• _Your objective_:
Across the listing below, how many lines include the word "subtitle"? The answer is that number, with nothing added.

• _The records_:
*** Begin section ***

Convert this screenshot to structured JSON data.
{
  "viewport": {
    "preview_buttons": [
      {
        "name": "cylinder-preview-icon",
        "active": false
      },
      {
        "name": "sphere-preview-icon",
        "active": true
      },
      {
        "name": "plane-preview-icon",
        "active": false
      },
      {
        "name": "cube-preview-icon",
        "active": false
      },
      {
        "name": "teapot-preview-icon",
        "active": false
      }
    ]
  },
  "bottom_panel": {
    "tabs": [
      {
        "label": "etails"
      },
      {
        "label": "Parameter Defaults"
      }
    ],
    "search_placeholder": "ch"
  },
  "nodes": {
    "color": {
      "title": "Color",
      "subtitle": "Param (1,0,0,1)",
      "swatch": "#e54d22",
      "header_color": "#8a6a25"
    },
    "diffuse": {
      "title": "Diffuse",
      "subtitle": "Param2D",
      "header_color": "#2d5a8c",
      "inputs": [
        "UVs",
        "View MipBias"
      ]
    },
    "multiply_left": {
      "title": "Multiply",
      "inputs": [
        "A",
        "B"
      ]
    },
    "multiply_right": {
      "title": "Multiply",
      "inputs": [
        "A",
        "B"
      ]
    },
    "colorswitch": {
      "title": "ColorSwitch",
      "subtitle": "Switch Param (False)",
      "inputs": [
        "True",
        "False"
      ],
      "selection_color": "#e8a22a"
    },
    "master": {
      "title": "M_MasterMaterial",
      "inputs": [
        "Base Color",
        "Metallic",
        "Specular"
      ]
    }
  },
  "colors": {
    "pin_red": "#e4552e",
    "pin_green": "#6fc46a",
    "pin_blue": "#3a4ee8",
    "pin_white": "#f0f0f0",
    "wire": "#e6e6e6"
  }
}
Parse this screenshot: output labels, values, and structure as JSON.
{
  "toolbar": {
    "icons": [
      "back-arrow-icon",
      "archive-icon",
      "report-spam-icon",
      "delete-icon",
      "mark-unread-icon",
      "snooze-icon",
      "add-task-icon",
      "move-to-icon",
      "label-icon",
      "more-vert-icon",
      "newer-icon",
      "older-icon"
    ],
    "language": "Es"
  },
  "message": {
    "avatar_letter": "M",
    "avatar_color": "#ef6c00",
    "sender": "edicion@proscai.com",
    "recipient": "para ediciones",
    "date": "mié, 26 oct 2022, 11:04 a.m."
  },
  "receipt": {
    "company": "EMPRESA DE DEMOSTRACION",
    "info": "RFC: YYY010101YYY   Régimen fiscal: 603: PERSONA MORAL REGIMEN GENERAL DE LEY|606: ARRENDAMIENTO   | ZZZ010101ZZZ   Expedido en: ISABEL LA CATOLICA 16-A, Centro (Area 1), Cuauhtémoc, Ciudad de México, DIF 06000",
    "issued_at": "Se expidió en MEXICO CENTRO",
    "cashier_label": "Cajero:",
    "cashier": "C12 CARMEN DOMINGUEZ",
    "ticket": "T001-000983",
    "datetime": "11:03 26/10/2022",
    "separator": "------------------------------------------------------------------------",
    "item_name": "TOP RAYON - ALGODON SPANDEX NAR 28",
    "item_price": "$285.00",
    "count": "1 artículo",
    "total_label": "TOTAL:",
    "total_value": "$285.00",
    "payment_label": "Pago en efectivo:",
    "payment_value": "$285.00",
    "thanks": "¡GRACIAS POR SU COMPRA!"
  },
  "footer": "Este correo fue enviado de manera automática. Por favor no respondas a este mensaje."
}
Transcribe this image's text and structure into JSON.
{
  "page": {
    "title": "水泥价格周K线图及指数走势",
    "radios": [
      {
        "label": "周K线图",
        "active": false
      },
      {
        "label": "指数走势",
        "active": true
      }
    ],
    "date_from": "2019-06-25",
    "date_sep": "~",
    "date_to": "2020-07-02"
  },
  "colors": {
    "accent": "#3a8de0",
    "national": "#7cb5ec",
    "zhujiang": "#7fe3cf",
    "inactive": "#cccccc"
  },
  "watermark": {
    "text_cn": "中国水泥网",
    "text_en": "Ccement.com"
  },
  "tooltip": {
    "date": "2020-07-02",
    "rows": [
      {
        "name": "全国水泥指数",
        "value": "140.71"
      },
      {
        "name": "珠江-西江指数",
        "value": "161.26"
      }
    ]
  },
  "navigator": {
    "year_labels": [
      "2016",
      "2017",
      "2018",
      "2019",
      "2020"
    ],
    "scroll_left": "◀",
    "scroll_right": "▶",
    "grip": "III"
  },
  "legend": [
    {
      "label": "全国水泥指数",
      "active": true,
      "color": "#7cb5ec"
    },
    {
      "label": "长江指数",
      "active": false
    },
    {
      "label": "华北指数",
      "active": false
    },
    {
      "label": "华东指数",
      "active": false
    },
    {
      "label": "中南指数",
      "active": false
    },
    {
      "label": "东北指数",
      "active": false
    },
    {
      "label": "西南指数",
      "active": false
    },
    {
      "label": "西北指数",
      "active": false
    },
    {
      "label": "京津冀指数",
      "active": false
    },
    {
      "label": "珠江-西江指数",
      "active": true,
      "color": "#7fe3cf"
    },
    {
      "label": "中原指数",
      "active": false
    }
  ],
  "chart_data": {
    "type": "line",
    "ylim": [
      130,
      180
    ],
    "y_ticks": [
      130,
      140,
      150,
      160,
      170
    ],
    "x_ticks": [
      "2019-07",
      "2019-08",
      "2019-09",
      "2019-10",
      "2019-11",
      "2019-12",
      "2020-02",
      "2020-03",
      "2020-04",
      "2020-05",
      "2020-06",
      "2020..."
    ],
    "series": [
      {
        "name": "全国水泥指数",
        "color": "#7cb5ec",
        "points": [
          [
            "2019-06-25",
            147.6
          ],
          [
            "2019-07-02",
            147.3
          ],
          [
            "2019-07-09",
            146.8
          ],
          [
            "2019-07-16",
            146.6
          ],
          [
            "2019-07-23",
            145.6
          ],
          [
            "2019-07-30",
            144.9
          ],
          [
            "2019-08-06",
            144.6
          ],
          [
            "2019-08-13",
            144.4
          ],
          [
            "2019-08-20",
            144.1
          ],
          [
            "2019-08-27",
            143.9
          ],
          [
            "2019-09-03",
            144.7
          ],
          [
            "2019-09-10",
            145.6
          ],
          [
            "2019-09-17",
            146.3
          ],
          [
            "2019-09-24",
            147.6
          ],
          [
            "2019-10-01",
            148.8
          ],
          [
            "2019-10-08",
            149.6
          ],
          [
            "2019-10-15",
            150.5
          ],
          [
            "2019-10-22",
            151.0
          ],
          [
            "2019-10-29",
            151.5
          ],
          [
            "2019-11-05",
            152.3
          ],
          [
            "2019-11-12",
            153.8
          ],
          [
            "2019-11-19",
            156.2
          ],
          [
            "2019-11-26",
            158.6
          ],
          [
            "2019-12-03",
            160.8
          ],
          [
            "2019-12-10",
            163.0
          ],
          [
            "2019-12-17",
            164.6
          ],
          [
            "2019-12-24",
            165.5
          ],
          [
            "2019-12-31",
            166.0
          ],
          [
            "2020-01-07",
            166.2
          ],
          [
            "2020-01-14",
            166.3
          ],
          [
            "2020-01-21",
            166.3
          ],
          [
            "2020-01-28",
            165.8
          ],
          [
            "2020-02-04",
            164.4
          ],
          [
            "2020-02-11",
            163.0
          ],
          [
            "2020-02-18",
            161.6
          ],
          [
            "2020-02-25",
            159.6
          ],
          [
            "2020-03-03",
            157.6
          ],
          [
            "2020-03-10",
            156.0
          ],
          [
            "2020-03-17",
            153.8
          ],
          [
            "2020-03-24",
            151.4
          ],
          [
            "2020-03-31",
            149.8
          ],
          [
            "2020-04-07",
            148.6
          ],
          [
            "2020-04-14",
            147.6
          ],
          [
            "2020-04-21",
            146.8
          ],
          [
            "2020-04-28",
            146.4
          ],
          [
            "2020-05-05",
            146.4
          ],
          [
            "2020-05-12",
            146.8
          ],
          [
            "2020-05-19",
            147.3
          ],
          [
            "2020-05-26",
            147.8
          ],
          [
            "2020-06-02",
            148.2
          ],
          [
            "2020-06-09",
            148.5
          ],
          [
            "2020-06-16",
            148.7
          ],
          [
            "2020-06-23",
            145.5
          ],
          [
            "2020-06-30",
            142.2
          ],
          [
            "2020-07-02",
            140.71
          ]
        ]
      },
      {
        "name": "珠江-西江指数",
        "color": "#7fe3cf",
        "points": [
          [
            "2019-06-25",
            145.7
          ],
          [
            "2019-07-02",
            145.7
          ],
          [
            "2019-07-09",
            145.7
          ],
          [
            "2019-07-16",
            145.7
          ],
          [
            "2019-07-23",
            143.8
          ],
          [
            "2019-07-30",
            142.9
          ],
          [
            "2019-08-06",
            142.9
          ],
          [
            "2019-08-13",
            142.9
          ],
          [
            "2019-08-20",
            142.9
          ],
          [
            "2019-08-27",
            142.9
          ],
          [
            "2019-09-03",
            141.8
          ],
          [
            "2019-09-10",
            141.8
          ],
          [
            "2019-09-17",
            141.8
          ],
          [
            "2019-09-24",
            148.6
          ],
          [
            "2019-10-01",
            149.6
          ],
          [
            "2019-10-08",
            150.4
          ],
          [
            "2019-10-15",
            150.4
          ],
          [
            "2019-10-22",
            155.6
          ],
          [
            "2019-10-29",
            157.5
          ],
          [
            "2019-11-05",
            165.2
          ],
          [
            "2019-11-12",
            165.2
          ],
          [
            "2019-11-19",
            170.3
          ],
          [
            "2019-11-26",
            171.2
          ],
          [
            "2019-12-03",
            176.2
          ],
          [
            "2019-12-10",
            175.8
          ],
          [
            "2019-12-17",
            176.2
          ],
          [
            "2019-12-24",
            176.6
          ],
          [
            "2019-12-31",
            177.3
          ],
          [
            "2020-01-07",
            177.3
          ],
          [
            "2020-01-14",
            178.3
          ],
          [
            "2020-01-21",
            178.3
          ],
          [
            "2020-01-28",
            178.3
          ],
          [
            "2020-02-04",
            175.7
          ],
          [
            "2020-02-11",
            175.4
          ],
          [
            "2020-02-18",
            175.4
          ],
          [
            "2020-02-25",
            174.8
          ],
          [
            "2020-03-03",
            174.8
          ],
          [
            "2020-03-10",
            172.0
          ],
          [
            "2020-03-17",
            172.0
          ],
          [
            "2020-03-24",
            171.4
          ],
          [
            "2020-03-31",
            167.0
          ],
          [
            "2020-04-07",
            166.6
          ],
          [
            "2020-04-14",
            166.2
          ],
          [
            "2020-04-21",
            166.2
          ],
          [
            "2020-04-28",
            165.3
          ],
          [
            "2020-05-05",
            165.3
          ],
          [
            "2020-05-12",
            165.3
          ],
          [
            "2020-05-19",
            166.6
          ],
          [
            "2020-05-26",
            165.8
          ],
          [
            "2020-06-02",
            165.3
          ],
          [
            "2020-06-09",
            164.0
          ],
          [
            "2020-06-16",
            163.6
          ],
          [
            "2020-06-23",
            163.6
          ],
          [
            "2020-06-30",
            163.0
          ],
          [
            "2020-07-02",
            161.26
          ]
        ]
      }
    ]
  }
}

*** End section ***

• _Final answer_:
3